Summer Roads Are Not as Carefree as They May Seem

By Morgan Cihak

Summer is nearly upon us, and while many look forward to some free time to kick back and relax, it is definitely not the time to relax behind the wheel.

Summer roads are not as carefree as they may seem. From Memorial Day through Labor Day, parents, students and vacationers are out on the roads in greater numbers – for graduations, cookouts and general fun in the sun.

May, Global Youth Traffic Safety Month, kicks off a time of increased teen driving. You may feel that your teen is ready to take on summer driving, but these months are especially dangerous for inexperienced drivers, and car crashes are still the number one killer of teens. Rather than loosening the rules for your teen, reinforce safe driving habits and continue to practice with your teens in different situations.

Summer is a great time for your teen to gain driving experience, as long as he or she is prepared. Keep in mind the following summer driving hazards:

  • Heavy traffic on highways
  • Construction on rural and urban roads
  • Pedestrians and bicyclists sharing the roadways
  • Motorcyclists
  • Large families and groups crossing the street in both directions
  • Cramped parking and busy parking lots
  • Children and pets darting out into the street

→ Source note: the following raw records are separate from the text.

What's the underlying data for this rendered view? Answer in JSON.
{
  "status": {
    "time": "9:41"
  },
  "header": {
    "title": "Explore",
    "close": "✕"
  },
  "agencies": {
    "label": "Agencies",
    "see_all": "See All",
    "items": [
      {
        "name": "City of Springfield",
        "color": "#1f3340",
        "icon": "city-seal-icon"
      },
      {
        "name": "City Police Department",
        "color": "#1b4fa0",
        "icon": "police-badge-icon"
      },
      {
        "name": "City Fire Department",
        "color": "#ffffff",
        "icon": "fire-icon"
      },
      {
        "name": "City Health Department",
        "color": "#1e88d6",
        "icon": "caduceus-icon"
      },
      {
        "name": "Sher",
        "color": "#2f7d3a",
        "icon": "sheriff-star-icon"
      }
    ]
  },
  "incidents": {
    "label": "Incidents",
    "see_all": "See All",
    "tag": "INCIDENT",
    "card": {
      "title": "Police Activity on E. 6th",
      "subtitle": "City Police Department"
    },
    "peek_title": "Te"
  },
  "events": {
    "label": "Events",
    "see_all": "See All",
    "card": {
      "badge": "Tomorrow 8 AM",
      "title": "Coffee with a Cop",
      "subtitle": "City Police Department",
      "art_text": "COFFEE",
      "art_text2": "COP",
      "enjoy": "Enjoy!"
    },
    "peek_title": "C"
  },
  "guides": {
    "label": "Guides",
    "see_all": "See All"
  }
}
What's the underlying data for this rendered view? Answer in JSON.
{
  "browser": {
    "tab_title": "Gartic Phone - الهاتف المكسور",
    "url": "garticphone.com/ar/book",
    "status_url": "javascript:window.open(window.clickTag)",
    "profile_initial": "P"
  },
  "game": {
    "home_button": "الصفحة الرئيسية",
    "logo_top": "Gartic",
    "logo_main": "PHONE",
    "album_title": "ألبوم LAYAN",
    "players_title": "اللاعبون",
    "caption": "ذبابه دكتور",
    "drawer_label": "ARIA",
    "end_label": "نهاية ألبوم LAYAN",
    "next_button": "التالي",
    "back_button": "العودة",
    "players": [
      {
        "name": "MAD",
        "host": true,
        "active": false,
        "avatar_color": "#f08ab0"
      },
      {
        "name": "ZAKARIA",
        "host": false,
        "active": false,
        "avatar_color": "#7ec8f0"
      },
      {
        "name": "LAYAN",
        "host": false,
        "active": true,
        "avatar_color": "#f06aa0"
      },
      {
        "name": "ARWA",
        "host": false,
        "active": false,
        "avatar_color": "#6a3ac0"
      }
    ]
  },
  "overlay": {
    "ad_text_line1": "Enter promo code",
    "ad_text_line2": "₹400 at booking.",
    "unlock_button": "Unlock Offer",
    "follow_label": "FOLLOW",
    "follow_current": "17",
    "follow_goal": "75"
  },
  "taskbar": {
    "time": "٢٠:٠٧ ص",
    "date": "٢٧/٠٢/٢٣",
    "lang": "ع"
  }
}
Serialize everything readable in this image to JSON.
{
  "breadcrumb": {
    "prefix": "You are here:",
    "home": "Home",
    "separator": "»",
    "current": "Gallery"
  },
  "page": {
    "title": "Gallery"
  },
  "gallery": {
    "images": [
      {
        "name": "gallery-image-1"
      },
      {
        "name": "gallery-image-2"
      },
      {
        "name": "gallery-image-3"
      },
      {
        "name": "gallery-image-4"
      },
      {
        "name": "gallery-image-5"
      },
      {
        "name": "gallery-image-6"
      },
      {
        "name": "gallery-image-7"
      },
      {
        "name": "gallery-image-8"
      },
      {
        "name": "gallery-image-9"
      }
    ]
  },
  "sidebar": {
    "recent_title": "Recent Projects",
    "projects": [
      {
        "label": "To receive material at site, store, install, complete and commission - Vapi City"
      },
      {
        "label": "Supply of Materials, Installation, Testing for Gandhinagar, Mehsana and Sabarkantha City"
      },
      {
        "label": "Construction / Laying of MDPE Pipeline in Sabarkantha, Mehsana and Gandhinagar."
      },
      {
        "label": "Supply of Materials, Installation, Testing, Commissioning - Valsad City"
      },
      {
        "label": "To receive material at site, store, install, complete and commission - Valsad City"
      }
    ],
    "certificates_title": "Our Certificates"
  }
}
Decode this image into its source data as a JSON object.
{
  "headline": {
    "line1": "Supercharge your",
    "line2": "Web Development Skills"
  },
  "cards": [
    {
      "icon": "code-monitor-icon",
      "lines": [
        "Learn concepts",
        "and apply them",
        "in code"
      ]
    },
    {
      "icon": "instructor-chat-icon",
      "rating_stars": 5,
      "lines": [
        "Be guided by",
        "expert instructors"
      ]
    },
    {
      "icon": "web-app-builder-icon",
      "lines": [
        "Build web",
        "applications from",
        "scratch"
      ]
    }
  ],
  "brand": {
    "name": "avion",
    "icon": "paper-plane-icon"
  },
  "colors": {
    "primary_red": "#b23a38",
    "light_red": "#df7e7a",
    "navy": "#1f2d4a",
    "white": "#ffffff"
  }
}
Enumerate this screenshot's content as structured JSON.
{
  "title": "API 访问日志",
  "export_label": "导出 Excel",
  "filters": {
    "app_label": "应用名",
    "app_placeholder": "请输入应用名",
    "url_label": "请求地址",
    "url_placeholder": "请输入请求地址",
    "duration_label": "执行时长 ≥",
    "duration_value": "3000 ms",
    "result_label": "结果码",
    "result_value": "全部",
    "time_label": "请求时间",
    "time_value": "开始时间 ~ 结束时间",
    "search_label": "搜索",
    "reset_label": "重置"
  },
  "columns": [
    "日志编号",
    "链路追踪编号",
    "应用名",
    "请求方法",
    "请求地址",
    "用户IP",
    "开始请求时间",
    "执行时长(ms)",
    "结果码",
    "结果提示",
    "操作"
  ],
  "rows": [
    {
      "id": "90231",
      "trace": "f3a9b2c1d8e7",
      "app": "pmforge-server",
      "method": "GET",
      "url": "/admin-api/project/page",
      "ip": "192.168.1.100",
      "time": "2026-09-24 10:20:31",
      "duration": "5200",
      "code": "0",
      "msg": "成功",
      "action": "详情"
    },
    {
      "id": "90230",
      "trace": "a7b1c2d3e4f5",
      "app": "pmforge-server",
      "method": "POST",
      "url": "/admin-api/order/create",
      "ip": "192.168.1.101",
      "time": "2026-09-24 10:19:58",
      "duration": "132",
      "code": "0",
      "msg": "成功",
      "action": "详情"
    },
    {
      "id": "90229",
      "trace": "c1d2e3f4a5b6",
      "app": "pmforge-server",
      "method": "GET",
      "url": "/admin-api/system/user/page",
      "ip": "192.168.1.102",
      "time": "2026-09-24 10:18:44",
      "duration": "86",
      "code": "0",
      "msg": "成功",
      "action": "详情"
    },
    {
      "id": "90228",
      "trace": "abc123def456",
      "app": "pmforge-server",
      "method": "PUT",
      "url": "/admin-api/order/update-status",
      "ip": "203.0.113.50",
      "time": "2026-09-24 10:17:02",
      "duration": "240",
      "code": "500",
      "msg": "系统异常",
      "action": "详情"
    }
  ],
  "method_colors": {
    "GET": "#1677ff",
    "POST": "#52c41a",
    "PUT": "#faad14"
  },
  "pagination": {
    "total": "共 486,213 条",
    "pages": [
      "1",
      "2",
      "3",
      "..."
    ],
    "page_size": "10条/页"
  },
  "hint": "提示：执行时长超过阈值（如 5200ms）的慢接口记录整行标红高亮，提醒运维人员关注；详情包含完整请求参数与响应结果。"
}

Summer vacations offer great opportunities for teens to learn from you and how you drive. If your family rents a car, show your teen how to inspect the vehicle, adjust the mirrors and learn which safety features are present in the vehicle getting out on the road. This will show your teen that even experienced drivers need to pay careful attention and take steps to stay safe every time they get behind the wheel.

You should also talk to your teen about how to handle driving risks when you aren’t around. Nighttime and drowsy driving pose significant dangers to teens, as does riding with passengers – especially other teens. Keep that in mind for prom and graduation season too. Make yourself available so that your teen knows it is better to call you for a ride than to risk driving home late at night or riding home with a friend. Or better yet, splurging on a limo will not only get you ‘cool parent’ bragging rights, but would also be a much safer choice for your teen.

With all of these summer activities and the associated crowding of roadways, your teen driver needs your support when behind the wheel.

Over the summer break, many drivers, passengers and pedestrians lose their lives in crashes, and many more are seriously injured. Make sure teens have the chance to practice with you before going out on their own. Reinforce the importance of having a designated sober driving, avoiding distractions and keeping each other safe. Let’s avoid tragedy, and make sure summer is a time for fun.

— Morgan Cihak is a program manager at the National Safety Council